Investigating user perspectives on mixed-reality games for people who drive mobility devices.
thesisposted on 08.06.2021, 14:50 by Gregory Dolinar

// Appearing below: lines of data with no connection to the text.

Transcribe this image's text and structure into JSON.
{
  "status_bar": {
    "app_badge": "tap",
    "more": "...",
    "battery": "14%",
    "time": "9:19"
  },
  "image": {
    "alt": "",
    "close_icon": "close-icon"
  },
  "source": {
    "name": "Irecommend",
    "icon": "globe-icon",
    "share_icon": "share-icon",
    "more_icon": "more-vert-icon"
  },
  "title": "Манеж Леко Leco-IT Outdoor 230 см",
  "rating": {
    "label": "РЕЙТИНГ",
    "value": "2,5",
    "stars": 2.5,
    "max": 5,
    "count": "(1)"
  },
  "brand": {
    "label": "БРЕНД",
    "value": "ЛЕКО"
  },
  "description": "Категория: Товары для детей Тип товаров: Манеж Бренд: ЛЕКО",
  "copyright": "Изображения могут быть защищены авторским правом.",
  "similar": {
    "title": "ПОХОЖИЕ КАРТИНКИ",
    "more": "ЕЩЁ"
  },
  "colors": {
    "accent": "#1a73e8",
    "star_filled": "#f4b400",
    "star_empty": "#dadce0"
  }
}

Video games are not being designed to address the needs of the disabled user. As a result, people with mobility disabilities are being left out of game play experiences. As the population ages, more and more people will require mobility devices such as powered wheelchairs and scooters to support their mobility needs. This thesis explores the types of games mobility device users would like to play using their input to influence game development. Past gaming and play experiences are explored as a component useful to the production of a new game design. A Crowdsourcing technique called, an Idea Jam, is used to collect the data relevant to the game design. The Idea Jam for mobility games explores the type of game genres and functionality (game objectives, characters, input/output, audience integration and rewards) mobility device users would be willing to consider in a game and why. It also explores the impact of having users participate at early stages of game design on the actual functionality and development of an actual mobility game. The main findings show that Crowdsourcing is a viable method for collecting data on game development that mobility device embodiment plays a role in the way people view games and that people with mobility devices can impact game design at the beginning stages of development.